If you start a month before your last frost date and don’t mind planting small seedlings, a sunny spot near a south-facing window is sufficient. For greater variety and more mature seedlings, light fixtures prevent spindly plants. Don’t bother with expensive grow systems; my seedlings thrive under 40-watt cool fluorescents that hang on chains from S-hooks draped over cheap wire shelving units. Keep plants no more than a couple inches from the light, lowering fluorescents or elevating seed trays on large books or other sturdy items.
Not Dry, Not Drowning
My first forays into seed-starting were made more frightening than necessary by warnings about damping-off disease, which kills seedlings overtaken by fungi in waterlogged soil. To prevent this, mix your medium enough that it’s not so soggy you can squeeze out water but not so dry it crumbles in your hands. Keep seeds covered until they sprout, moistening with a spray bottle or light streams of water poured through your hand. As the plants grow sturdier, they’ll withstand a gentle stream from a small watering can.
I’ve often used black plastic seed-starting trays, but the discovery of the ocean trash vortex known as the Great Pacific Garbage Patch gave me pause. Now, instead of adding to the problem, I recycle household items, such as margarine tubs, takeout containers, and soda bottles cut in half.

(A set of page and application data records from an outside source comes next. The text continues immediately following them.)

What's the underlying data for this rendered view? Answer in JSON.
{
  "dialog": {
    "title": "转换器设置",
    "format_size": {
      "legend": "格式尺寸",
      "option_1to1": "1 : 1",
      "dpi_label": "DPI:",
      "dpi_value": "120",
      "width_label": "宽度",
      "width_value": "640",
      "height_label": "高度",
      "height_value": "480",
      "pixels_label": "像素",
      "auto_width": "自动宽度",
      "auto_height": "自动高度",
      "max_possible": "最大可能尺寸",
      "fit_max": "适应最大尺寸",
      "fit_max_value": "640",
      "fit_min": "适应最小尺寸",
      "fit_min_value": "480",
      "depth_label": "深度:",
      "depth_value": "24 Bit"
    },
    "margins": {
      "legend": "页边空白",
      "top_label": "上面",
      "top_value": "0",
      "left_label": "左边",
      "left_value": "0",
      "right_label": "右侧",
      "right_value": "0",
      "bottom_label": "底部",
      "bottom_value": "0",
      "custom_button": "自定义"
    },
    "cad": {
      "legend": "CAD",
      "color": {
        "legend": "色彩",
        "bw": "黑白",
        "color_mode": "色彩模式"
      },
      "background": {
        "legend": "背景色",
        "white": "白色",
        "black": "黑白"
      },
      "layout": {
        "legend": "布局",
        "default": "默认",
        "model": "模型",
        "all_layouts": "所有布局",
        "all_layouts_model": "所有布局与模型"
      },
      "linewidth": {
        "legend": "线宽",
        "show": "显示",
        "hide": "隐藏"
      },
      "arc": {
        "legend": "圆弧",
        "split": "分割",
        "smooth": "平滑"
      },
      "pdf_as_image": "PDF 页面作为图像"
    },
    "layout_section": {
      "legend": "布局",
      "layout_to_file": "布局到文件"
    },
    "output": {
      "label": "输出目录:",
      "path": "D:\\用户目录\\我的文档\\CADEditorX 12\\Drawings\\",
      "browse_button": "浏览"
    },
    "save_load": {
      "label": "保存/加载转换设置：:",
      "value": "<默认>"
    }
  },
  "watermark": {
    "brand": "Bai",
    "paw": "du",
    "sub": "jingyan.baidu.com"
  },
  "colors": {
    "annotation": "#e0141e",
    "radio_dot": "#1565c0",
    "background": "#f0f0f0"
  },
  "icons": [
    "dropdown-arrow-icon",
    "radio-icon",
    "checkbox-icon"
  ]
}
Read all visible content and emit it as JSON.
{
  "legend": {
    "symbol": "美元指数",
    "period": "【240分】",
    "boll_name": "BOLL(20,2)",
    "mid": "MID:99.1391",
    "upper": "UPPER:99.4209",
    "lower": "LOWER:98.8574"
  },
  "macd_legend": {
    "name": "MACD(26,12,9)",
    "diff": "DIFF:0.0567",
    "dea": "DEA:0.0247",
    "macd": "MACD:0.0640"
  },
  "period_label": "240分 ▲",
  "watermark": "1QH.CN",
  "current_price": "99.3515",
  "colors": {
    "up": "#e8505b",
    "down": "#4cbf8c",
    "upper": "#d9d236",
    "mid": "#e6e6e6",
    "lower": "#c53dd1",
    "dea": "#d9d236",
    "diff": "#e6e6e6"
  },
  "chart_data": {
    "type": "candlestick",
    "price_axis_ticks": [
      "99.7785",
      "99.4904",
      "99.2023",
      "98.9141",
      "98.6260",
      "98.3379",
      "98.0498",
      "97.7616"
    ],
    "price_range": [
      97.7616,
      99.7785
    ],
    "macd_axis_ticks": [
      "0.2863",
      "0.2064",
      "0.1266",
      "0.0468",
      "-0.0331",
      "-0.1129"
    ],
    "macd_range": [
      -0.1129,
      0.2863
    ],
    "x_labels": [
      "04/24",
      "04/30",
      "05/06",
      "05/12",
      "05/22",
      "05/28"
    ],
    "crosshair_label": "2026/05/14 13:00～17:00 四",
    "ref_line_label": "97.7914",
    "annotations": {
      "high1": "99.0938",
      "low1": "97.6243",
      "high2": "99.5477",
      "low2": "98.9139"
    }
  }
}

I poke holes in the bottom for drainage and place the “pots” in any waterproof trays I can find—kitchen storage containers, Pyrex dishes, and the like.
Of course, you can always sow seeds directly in the ground, too, the way nature intended; many catch up quickly when planted just after the first frost.
By Julie Falconer